Exercise data:
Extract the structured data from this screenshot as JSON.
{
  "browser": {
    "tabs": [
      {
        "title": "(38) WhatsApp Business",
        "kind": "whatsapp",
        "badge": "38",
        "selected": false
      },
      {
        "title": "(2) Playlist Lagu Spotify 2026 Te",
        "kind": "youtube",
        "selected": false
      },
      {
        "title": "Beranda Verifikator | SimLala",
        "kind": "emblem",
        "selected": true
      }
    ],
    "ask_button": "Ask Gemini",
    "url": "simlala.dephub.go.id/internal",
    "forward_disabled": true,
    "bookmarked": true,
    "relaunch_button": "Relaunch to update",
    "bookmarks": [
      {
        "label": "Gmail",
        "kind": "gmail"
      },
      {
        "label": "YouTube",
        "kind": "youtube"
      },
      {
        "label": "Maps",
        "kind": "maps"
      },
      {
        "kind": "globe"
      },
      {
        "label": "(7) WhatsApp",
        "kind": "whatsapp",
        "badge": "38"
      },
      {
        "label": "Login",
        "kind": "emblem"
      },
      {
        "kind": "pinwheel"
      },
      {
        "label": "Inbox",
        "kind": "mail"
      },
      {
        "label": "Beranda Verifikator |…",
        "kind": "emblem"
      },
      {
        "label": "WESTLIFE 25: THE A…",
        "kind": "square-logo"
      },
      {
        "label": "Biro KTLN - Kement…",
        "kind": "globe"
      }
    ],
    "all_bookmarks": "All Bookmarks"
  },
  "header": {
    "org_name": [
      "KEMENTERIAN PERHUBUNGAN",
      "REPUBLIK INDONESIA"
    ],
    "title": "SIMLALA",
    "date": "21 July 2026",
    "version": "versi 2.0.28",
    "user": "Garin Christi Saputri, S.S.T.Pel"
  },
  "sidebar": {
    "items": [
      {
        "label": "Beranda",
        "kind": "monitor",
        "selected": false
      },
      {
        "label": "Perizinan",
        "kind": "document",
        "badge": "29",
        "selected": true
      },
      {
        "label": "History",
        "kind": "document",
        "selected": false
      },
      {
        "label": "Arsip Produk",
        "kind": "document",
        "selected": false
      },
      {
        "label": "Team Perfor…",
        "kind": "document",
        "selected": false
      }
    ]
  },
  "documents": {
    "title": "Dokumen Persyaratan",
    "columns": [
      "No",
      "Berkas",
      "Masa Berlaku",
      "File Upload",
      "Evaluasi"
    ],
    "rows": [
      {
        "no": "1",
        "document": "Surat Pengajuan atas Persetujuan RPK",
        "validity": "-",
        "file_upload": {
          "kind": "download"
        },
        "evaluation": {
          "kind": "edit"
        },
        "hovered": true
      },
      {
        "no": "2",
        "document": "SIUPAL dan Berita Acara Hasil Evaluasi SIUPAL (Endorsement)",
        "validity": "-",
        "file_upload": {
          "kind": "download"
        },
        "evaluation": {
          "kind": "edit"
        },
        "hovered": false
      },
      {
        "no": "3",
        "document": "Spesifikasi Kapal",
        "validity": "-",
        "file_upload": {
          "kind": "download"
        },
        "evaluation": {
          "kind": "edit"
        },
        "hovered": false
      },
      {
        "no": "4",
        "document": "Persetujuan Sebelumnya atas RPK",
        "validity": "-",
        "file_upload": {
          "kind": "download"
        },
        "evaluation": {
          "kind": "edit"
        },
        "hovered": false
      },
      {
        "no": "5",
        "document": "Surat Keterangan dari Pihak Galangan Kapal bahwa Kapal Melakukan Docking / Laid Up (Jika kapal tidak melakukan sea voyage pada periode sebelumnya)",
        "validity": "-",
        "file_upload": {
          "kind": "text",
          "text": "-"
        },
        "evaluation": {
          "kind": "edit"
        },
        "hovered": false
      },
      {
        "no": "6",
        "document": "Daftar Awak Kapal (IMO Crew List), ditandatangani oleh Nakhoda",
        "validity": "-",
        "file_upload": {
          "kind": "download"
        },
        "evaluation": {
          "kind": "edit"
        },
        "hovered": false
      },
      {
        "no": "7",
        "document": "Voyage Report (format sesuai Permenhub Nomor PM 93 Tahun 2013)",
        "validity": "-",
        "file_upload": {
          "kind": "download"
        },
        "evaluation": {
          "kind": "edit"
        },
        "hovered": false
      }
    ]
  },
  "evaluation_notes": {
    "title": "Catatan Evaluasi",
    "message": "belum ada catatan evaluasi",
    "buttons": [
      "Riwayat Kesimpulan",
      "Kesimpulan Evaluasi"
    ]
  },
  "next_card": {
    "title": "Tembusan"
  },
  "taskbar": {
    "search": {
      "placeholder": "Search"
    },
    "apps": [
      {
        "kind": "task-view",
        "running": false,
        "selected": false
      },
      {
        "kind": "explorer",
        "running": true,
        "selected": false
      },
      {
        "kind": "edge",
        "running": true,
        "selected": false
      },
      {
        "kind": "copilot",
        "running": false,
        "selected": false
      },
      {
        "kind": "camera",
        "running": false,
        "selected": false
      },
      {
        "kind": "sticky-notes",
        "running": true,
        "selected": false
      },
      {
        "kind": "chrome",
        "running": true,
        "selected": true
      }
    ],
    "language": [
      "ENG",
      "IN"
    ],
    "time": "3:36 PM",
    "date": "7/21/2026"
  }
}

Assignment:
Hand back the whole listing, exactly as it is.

Response for this exercise:
Extract the structured data from this screenshot as JSON.
{
  "browser": {
    "tabs": [
      {
        "title": "(38) WhatsApp Business",
        "kind": "whatsapp",
        "badge": "38",
        "selected": false
      },
      {
        "title": "(2) Playlist Lagu Spotify 2026 Te",
        "kind": "youtube",
        "selected": false
      },
      {
        "title": "Beranda Verifikator | SimLala",
        "kind": "emblem",
        "selected": true
      }
    ],
    "ask_button": "Ask Gemini",
    "url": "simlala.dephub.go.id/internal",
    "forward_disabled": true,
    "bookmarked": true,
    "relaunch_button": "Relaunch to update",
    "bookmarks": [
      {
        "label": "Gmail",
        "kind": "gmail"
      },
      {
        "label": "YouTube",
        "kind": "youtube"
      },
      {
        "label": "Maps",
        "kind": "maps"
      },
      {
        "kind": "globe"
      },
      {
        "label": "(7) WhatsApp",
        "kind": "whatsapp",
        "badge": "38"
      },
      {
        "label": "Login",
        "kind": "emblem"
      },
      {
        "kind": "pinwheel"
      },
      {
        "label": "Inbox",
        "kind": "mail"
      },
      {
        "label": "Beranda Verifikator |…",
        "kind": "emblem"
      },
      {
        "label": "WESTLIFE 25: THE A…",
        "kind": "square-logo"
      },
      {
        "label": "Biro KTLN - Kement…",
        "kind": "globe"
      }
    ],
    "all_bookmarks": "All Bookmarks"
  },
  "header": {
    "org_name": [
      "KEMENTERIAN PERHUBUNGAN",
      "REPUBLIK INDONESIA"
    ],
    "title": "SIMLALA",
    "date": "21 July 2026",
    "version": "versi 2.0.28",
    "user": "Garin Christi Saputri, S.S.T.Pel"
  },
  "sidebar": {
    "items": [
      {
        "label": "Beranda",
        "kind": "monitor",
        "selected": false
      },
      {
        "label": "Perizinan",
        "kind": "document",
        "badge": "29",
        "selected": true
      },
      {
        "label": "History",
        "kind": "document",
        "selected": false
      },
      {
        "label": "Arsip Produk",
        "kind": "document",
        "selected": false
      },
      {
        "label": "Team Perfor…",
        "kind": "document",
        "selected": false
      }
    ]
  },
  "documents": {
    "title": "Dokumen Persyaratan",
    "columns": [
      "No",
      "Berkas",
      "Masa Berlaku",
      "File Upload",
      "Evaluasi"
    ],
    "rows": [
      {
        "no": "1",
        "document": "Surat Pengajuan atas Persetujuan RPK",
        "validity": "-",
        "file_upload": {
          "kind": "download"
        },
        "evaluation": {
          "kind": "edit"
        },
        "hovered": true
      },
      {
        "no": "2",
        "document": "SIUPAL dan Berita Acara Hasil Evaluasi SIUPAL (Endorsement)",
        "validity": "-",
        "file_upload": {
          "kind": "download"
        },
        "evaluation": {
          "kind": "edit"
        },
        "hovered": false
      },
      {
        "no": "3",
        "document": "Spesifikasi Kapal",
        "validity": "-",
        "file_upload": {
          "kind": "download"
        },
        "evaluation": {
          "kind": "edit"
        },
        "hovered": false
      },
      {
        "no": "4",
        "document": "Persetujuan Sebelumnya atas RPK",
        "validity": "-",
        "file_upload": {
          "kind": "download"
        },
        "evaluation": {
          "kind": "edit"
        },
        "hovered": false
      },
      {
        "no": "5",
        "document": "Surat Keterangan dari Pihak Galangan Kapal bahwa Kapal Melakukan Docking / Laid Up (Jika kapal tidak melakukan sea voyage pada periode sebelumnya)",
        "validity": "-",
        "file_upload": {
          "kind": "text",
          "text": "-"
        },
        "evaluation": {
          "kind": "edit"
        },
        "hovered": false
      },
      {
        "no": "6",
        "document": "Daftar Awak Kapal (IMO Crew List), ditandatangani oleh Nakhoda",
        "validity": "-",
        "file_upload": {
          "kind": "download"
        },
        "evaluation": {
          "kind": "edit"
        },
        "hovered": false
      },
      {
        "no": "7",
        "document": "Voyage Report (format sesuai Permenhub Nomor PM 93 Tahun 2013)",
        "validity": "-",
        "file_upload": {
          "kind": "download"
        },
        "evaluation": {
          "kind": "edit"
        },
        "hovered": false
      }
    ]
  },
  "evaluation_notes": {
    "title": "Catatan Evaluasi",
    "message": "belum ada catatan evaluasi",
    "buttons": [
      "Riwayat Kesimpulan",
      "Kesimpulan Evaluasi"
    ]
  },
  "next_card": {
    "title": "Tembusan"
  },
  "taskbar": {
    "search": {
      "placeholder": "Search"
    },
    "apps": [
      {
        "kind": "task-view",
        "running": false,
        "selected": false
      },
      {
        "kind": "explorer",
        "running": true,
        "selected": false
      },
      {
        "kind": "edge",
        "running": true,
        "selected": false
      },
      {
        "kind": "copilot",
        "running": false,
        "selected": false
      },
      {
        "kind": "camera",
        "running": false,
        "selected": false
      },
      {
        "kind": "sticky-notes",
        "running": true,
        "selected": false
      },
      {
        "kind": "chrome",
        "running": true,
        "selected": true
      }
    ],
    "language": [
      "ENG",
      "IN"
    ],
    "time": "3:36 PM",
    "date": "7/21/2026"
  }
}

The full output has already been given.